On Monday August 4, [email protected] wrote:
> On Mon, Aug 04, 2008 at 11:03:27AM +1000, Neil Brown wrote:
> > - use i_mutex to protect internal changes too, and drop i_mutex while
> > doing internal restructuring. This would need some VFS changes so
> > that dropping i_mutex would be safe. It would require some way to
> > lock an individual dentry. Probably you would lock it under
> > i_mutex by setting a flag bit, wait for the flag on some inode-wide
> > waitqueue, and drop the lock by clearing the flag and waking the
> > waitqueue. And you are never allowed to look at ->d_inode if the
> > lock flag is set.
> Isn't there a lot of kernel code that assumes that following ->d_inode
> is safe? Or are you only worried about looking at certain
> filesystem-internal fields of d_inode?
I overstated that restriction a bit.
The way ->d_inode works is that it is set once and then never changed.
A rename doesn't change ->d_inode, it changes the name in the dentry,
and possibly the ->d_parent pointer. An unlink also leaves ->d_inode
alone and just unhashes the dentry. ->d_inode is never cleared until
the dentry is freed.
So ->d_inode starts as NULL, is (possibly) set to a value, and stays
Currently if the name exists, then ->d_inode will be set non-NULL
under i_mutex and so a NULL value will never be visible outside of
i_mutex. If the name doesn't exist, a NULL value *will* be visible
outside of i_mutex and it could subsequently get (under i_mutex) set
when name is created.
If i_mutex is allowed to be dropped early, then a premature NULL could
be visible in ->d_inode for a name that does exist. This is the case
the needs to be guarded against.
So when I said "you are never allowed to look at ->d_inode ...." I
could have said "you are never allowed to see a NULL in ->d_inode ..."
While lots of places dereference ->d_inode, relative few do it in a
context where ->d_inode could be NULL, and these are probably all in
fs/namei.c or related code. Most of them would be fairly easy to get
to work with dentry locking.
The problem case is rename (as it always is). With rename, d_move
needs to be called after the filesystem has committed to the rename,
but before i_mutex is dropped. That would be awkward for filesystems
that needed to collect garbage or whatever before completing the
I would probably address this by allowing ->rename to return -EAGAIN

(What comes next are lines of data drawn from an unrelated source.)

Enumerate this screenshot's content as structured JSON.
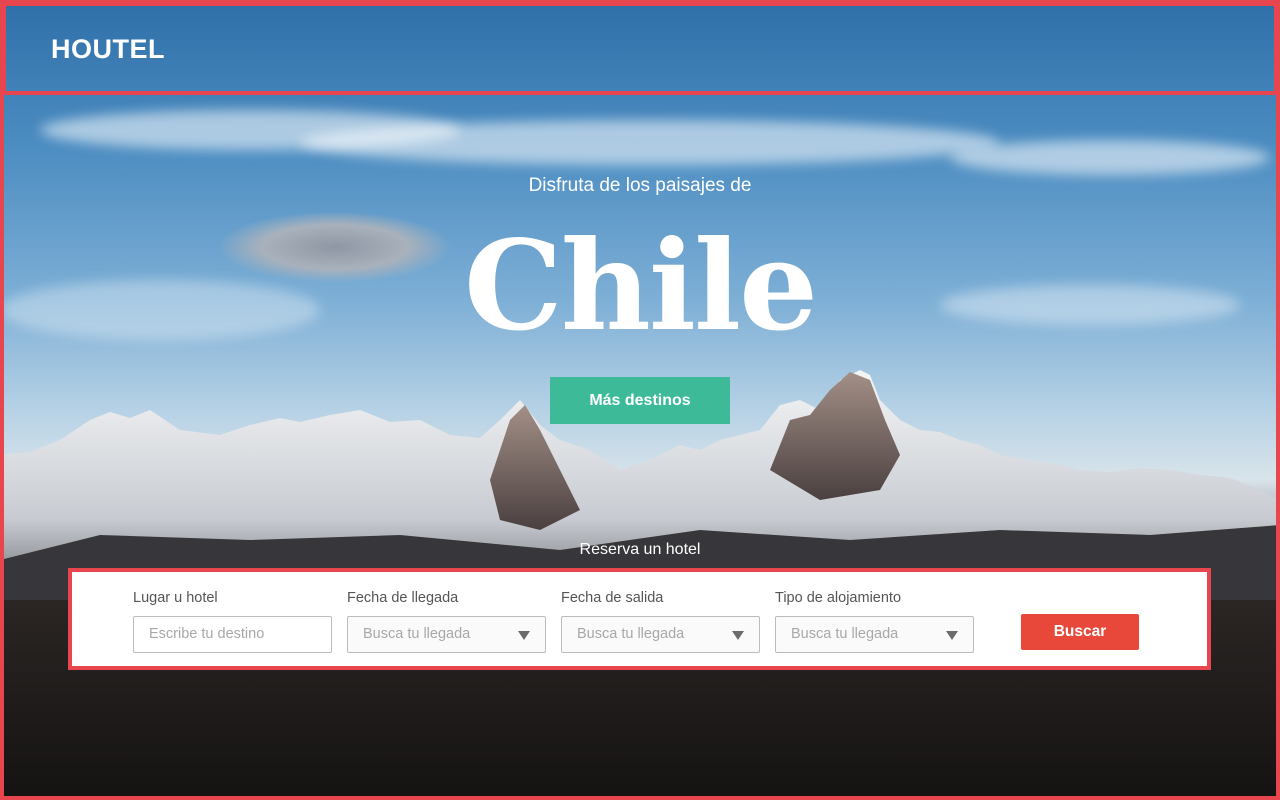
{
  "brand": {
    "logo": "HOUTEL"
  },
  "hero": {
    "subtitle": "Disfruta de los paisajes de",
    "headline": "Chile",
    "cta_label": "Más destinos"
  },
  "booking": {
    "label": "Reserva un hotel",
    "fields": [
      {
        "label": "Lugar u hotel",
        "placeholder": "Escribe tu destino",
        "type": "text"
      },
      {
        "label": "Fecha de llegada",
        "placeholder": "Busca tu llegada",
        "type": "select"
      },
      {
        "label": "Fecha de salida",
        "placeholder": "Busca tu llegada",
        "type": "select"
      },
      {
        "label": "Tipo de alojamiento",
        "placeholder": "Busca tu llegada",
        "type": "select"
      }
    ],
    "search_label": "Buscar"
  },
  "colors": {
    "accent_green": "#3dbb98",
    "accent_red": "#e8483a",
    "annotation_border": "#e8464f"
  }
}
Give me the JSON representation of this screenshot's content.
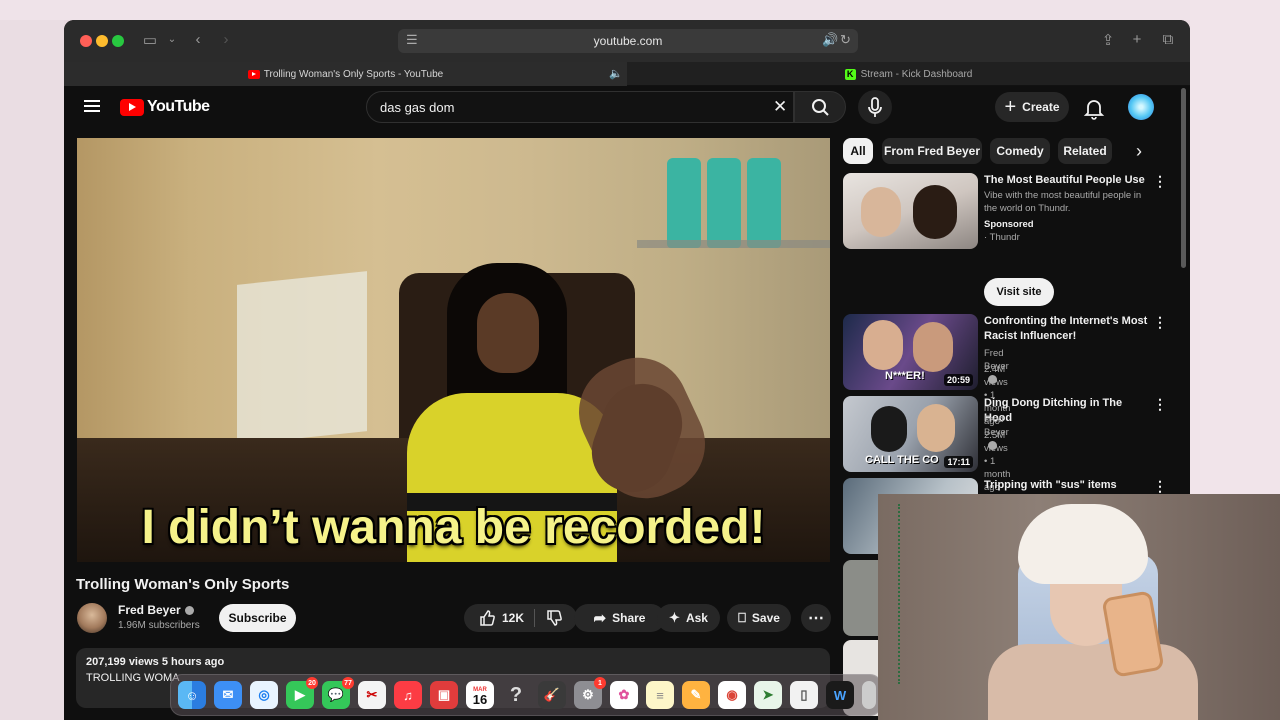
{
  "browser": {
    "url": "youtube.com",
    "tabs": [
      {
        "label": "Trolling Woman's Only Sports - YouTube"
      },
      {
        "label": "Stream - Kick Dashboard"
      }
    ]
  },
  "youtube": {
    "logo_text": "YouTube",
    "search": {
      "value": "das gas dom"
    },
    "create_label": "Create"
  },
  "video": {
    "caption": "I didn’t wanna be recorded!",
    "title": "Trolling Woman's Only Sports",
    "channel": {
      "name": "Fred Beyer",
      "subscribers": "1.96M subscribers"
    },
    "subscribe_label": "Subscribe",
    "likes": "12K",
    "share_label": "Share",
    "ask_label": "Ask",
    "save_label": "Save",
    "description": {
      "stats": "207,199 views  5 hours ago",
      "preview": "TROLLING WOMA"
    }
  },
  "chips": [
    "All",
    "From Fred Beyer",
    "Comedy",
    "Related"
  ],
  "recommendations": [
    {
      "title": "The Most Beautiful People Use",
      "line2": "Vibe with the most beautiful people in the world on Thundr.",
      "sponsored": "Sponsored",
      "advertiser": "Thundr",
      "cta": "Visit site"
    },
    {
      "title": "Confronting the Internet's Most Racist Influencer!",
      "channel": "Fred Beyer",
      "meta": "2.4M views • 1 month ago",
      "duration": "20:59",
      "thumb_text": "N***ER!"
    },
    {
      "title": "Ding Dong Ditching in The Hood",
      "channel": "Fred Beyer",
      "meta": "2.5M views • 1 month ago",
      "duration": "17:11",
      "thumb_text": "CALL THE CO"
    },
    {
      "title": "Tripping with \"sus\" items prank!!"
    }
  ],
  "dock": {
    "badges": {
      "facetime": "20",
      "messages": "77",
      "settings": "1"
    },
    "calendar": {
      "month": "MAR",
      "day": "16"
    }
  },
  "colors": {
    "yt_red": "#ff0000",
    "background": "#0f0f0f",
    "caption": "#f5f28a",
    "kick_green": "#53fc18"
  }
}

with the meaning that i_mutex was dropped but nothing was committed
to, and that vfs_rename_* should try again from the top. Presumably
->rename will have done some garbage collection or whatever is needed
and the next call to ->rename has a much better chance of going
through without needing to drop the lock. I don't know if livelocks
could be a problem with this approach.
> The locking required to keep the filesystem namespace consistent is
> difficult and important, so I think changing it would require an
> extremely careful description of the new design and a commitment from
> some filesystem developers to actually take advantage of it....
An "extremely careful description of the new design" is something we
could happily see more of in the kernel world, isn't it :-)